Read Please Stop Laughing At Me in two and a half days, and that was too long to spend with the book. I picked it up because it was the last book to get a major marketing push before I left the bookstore at the end of last April. And because I was an outsider in school. I don't really recall anyone laughing at me, mostly just keeping their distance, but I figured I'd be able to relate to the author.
Not really. She endured some terrible stuff at the hands of her schoolmates, but despite everything they did to her, she always resisted her outsider status. I may not have been happy with mine, but I embraced it, more or less.

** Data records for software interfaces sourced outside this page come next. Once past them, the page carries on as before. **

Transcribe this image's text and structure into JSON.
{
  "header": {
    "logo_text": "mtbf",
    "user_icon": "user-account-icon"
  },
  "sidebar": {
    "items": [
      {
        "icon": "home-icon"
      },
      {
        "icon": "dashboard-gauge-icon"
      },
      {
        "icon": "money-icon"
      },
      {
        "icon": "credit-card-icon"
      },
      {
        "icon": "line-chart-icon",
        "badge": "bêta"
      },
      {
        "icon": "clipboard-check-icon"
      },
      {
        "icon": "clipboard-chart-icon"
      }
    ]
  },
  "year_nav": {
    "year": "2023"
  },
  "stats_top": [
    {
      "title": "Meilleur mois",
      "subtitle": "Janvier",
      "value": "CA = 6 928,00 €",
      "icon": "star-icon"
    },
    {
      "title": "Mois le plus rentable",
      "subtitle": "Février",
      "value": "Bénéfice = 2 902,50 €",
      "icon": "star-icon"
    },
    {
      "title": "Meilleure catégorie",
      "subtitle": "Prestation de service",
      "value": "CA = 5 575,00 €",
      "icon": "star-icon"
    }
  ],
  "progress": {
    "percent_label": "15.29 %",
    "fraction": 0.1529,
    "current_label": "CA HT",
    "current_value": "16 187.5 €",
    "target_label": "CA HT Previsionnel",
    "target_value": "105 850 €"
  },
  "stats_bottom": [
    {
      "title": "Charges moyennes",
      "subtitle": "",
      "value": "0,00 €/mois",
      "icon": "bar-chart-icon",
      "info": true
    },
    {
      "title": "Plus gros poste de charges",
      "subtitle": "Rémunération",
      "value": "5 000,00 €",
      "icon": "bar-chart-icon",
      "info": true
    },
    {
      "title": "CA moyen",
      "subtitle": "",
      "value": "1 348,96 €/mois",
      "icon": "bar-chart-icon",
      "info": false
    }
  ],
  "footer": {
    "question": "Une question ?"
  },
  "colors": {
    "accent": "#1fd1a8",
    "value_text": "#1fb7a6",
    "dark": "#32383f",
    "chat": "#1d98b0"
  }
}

Anyway, the book is really hard to read. Not because it's difficult. Not even because the subject matter is painful. But because the author can't write. Here's someone who was so focused on her personal trauma that she managed to miss every "Show don't tell" lesson ever given. Nowhere in this book does the reader feel any of her pain. You're always looking from across the room, thinking, gosh, that's so sad. I stuck with the book to the end, hoping it would get better, hoping she'd learn to stand up for herself. If you're going to claim unpopular viewpoints, you'd better expect people to disagree with you. And once they do, if you don't resist the disagreement, either with argument or with stubbornness, they'll walk right over you. Remind me, what was the point in disagreeing in the first place?